No one is going to do the work for you. No one can log the minutes, miles or hours of cardio, no one can eat the right food for you and no one can lift the weights for you. All of this falls on you. But don’t be discouraged because it’s not that hard. Regardless of your goals, you have the power to make the changes happen. Do you want to be a better athlete? Do you want to loose some bodyfat and get that summer body going? Do you just want to move better and feel better about yourself?

It doesn’t matter which of these apply to you, even if it’s all of them. You start by formulating a game plan. Figure out how much time you have and where you can fit in some training. Look at your diet. Where can you make changes and improvements? One thing to keep in mind is that small changes can make big improvements. A great place to start is with a diet log. Be honest with yourself and track what you eat, how much and when. Keep records over a few days and then look back to see where you can improve. Trust me, it helps. We’ve got podcasts with additional information and downloadable training and diet logs for you on hybridfitness.tv. Once you’ve got access to the site, it’s all free.

Once you’ve got your time figured out and diet (roughly) in check, make a plan to get some exercise in. You don’t necessarily need a trainer or a gym for that matter. Just get out and get moving. Keep in mind, though that the more vigorous the exercise, the more calories you’ll burn. If you need a treadmill, elliptical trainer or some other piece of equipment to get you moving faster and harder, maybe a gym is the right choice.

Don’t forget to educate yourself! This is very important. The fitness industry is loaded with myths. One big myth I deal with all the time is that “women will get big and bulky if they lift heavy weights”. I can’t tell you how untrue that statement is. You’ll get strong and you’ll build lean muscle, but “bulk” is very hard to come by, even for men. Keep that in mind. You can get big if you want to, but it takes a specific training approach and diet.

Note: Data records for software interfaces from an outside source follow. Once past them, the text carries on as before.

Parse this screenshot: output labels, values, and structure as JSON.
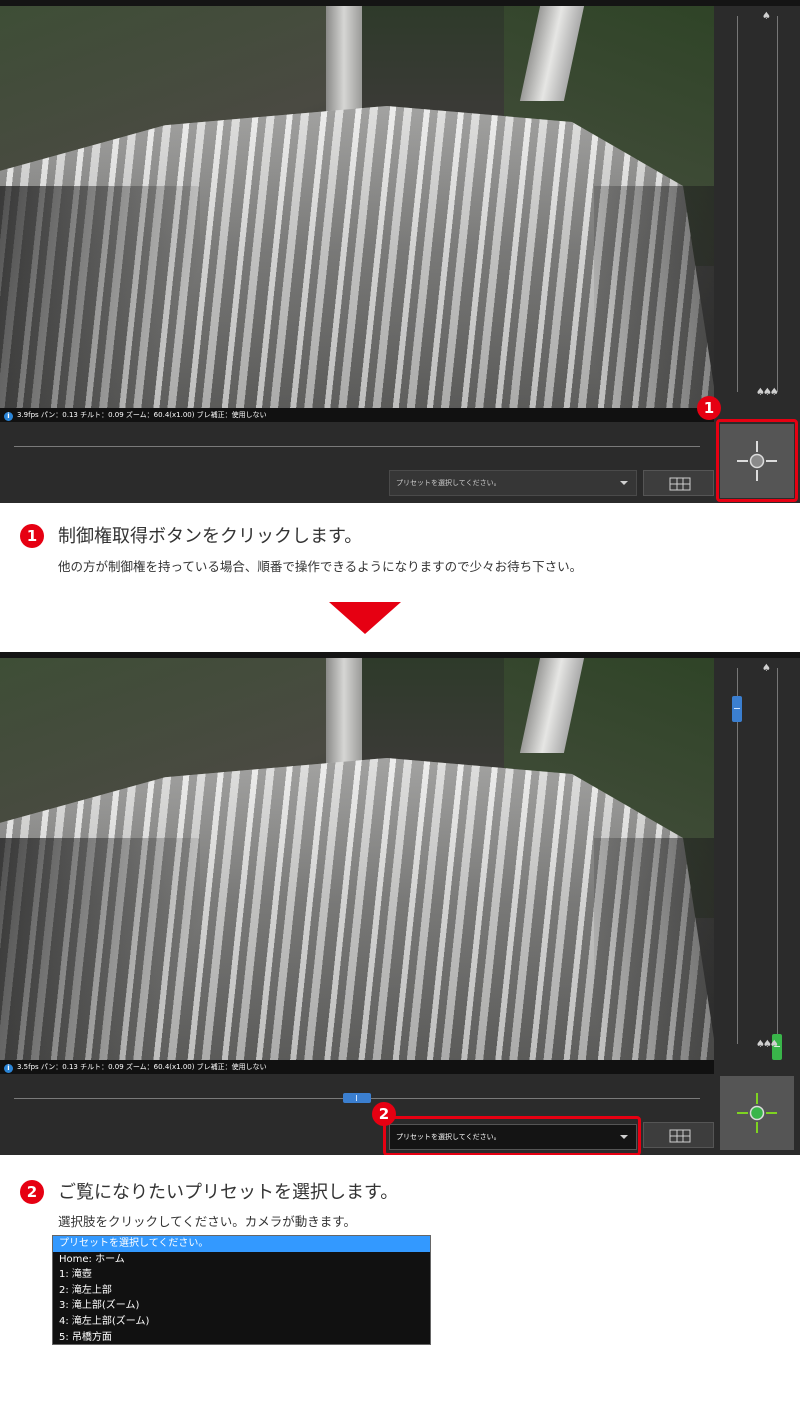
{
  "viewer_status": {
    "fps": "3.9fps",
    "text": "パン：0.13 チルト：0.09 ズーム：60.4(x1.00) ブレ補正：使用しない"
  },
  "viewer_status_2": {
    "fps": "3.5fps",
    "text": "パン：0.13 チルト：0.09 ズーム：60.4(x1.00) ブレ補正：使用しない"
  },
  "preset_select": {
    "placeholder": "プリセットを選択してください。"
  },
  "step1": {
    "number": "1",
    "title": "制御権取得ボタンをクリックします。",
    "subtitle": "他の方が制御権を持っている場合、順番で操作できるようになりますので少々お待ち下さい。"
  },
  "step2": {
    "number": "2",
    "title": "ご覧になりたいプリセットを選択します。",
    "subtitle": "選択肢をクリックしてください。カメラが動きます。"
  },
  "preset_options": [
    "プリセットを選択してください。",
    "Home: ホーム",
    "1: 滝壺",
    "2: 滝左上部",
    "3: 滝上部(ズーム)",
    "4: 滝左上部(ズーム)",
    "5: 吊橋方面"
  ],
  "colors": {
    "accent_red": "#e60012",
    "ptz_blue": "#3b7fd0",
    "focus_green": "#39b54a",
    "control_idle": "#cccccc",
    "control_active": "#7ed321",
    "selected_option": "#3399ff"
  },
  "icons": {
    "control_button": "crosshair-icon",
    "grid_button": "grid-icon",
    "zoom_tele": "single-tree-icon",
    "zoom_wide": "tree-group-icon",
    "info": "info-icon"
  },
  "state": {
    "panel1_has_control": false,
    "panel2_has_control": true
  }
}
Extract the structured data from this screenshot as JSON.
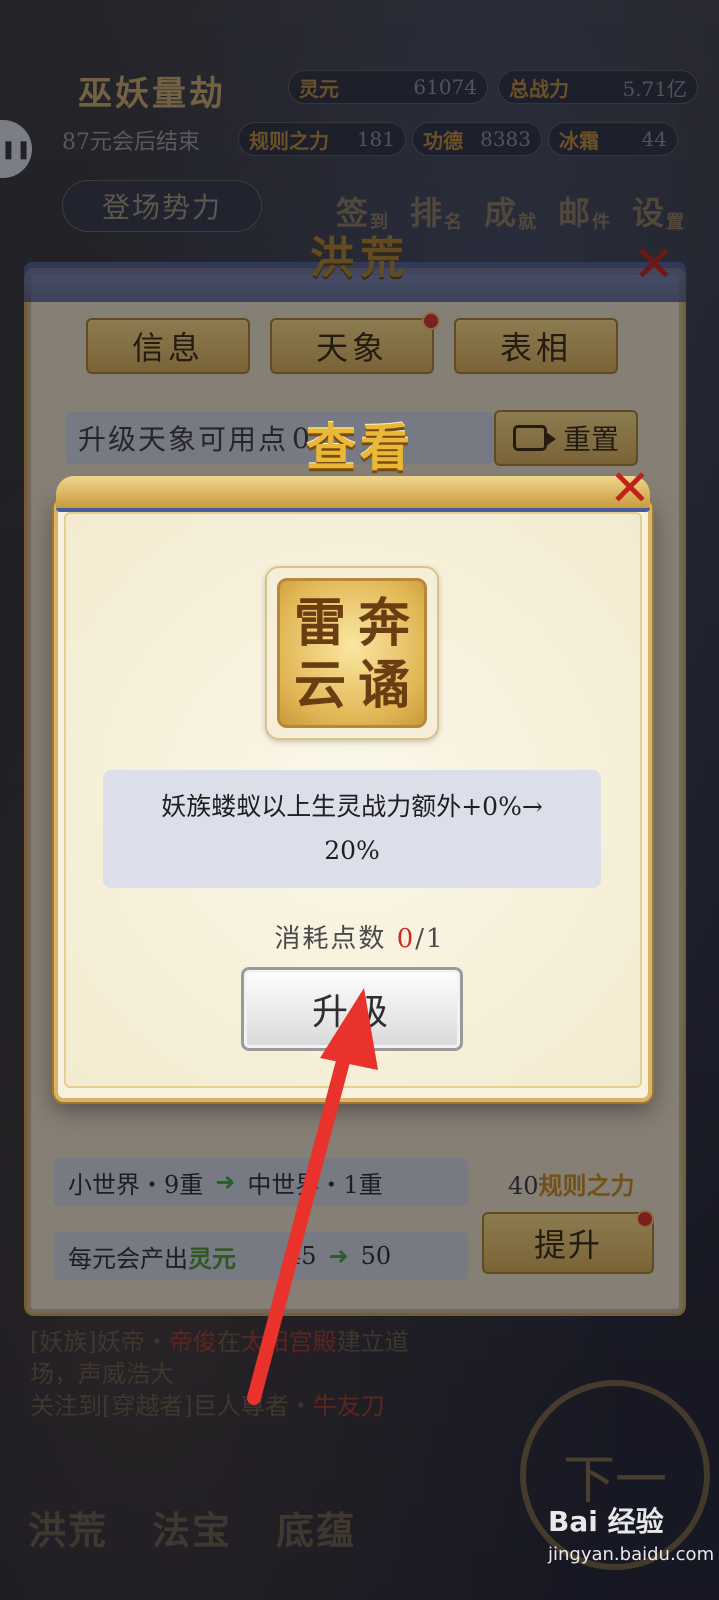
{
  "hud": {
    "title": "巫妖量劫",
    "countdown": "87元会后结束",
    "faction_button": "登场势力",
    "stats": [
      {
        "key": "灵元",
        "value": "61074"
      },
      {
        "key": "总战力",
        "value": "5.71亿"
      },
      {
        "key": "规则之力",
        "value": "181"
      },
      {
        "key": "功德",
        "value": "8383"
      },
      {
        "key": "冰霜",
        "value": "44"
      }
    ],
    "menu": [
      {
        "main": "签",
        "sub": "到"
      },
      {
        "main": "排",
        "sub": "名"
      },
      {
        "main": "成",
        "sub": "就"
      },
      {
        "main": "邮",
        "sub": "件"
      },
      {
        "main": "设",
        "sub": "置"
      }
    ]
  },
  "panel": {
    "title": "洪荒",
    "tabs": [
      "信息",
      "天象",
      "表相"
    ],
    "available_points_label": "升级天象可用点",
    "available_points_value": "0",
    "reset_label": "重置",
    "world_from": "小世界・9重",
    "world_to": "中世界・1重",
    "produce_label": "每元会产出",
    "produce_resource": "灵元",
    "produce_from": "45",
    "produce_to": "50",
    "improve_cost_amount": "40",
    "improve_cost_resource": "规则之力",
    "improve_label": "提升"
  },
  "log": {
    "line1_prefix": "[妖族]妖帝・",
    "line1_name": "帝俊",
    "line1_mid": "在",
    "line1_place": "太阳宫殿",
    "line1_suffix": "建立道",
    "line2": "场，声威浩大",
    "line3_prefix": "关注到[穿越者]巨人尊者・",
    "line3_name": "牛友刀"
  },
  "bottom_nav": [
    "洪荒",
    "法宝",
    "底蕴"
  ],
  "next_label": "下一",
  "modal": {
    "title": "查看",
    "seal_chars": [
      "雷",
      "奔",
      "云",
      "谲"
    ],
    "description_line1": "妖族蝼蚁以上生灵战力额外+0%→",
    "description_line2": "20%",
    "consume_label": "消耗点数",
    "consume_current": "0",
    "consume_total": "/1",
    "upgrade_label": "升级"
  },
  "watermark": {
    "brand": "Bai 经验",
    "url": "jingyan.baidu.com"
  },
  "colors": {
    "annotation_arrow": "#e8322b",
    "accent_gold": "#d5ad55",
    "highlight_red": "#d22b1d",
    "green_arrow": "#3fa63b"
  }
}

We discuss this on the website in podcasts and articles, by the way.

So to summarize, educate yourself, get your diet in check, find time to exercise, then MAKE IT HAPPEN!

Good luck and train hard.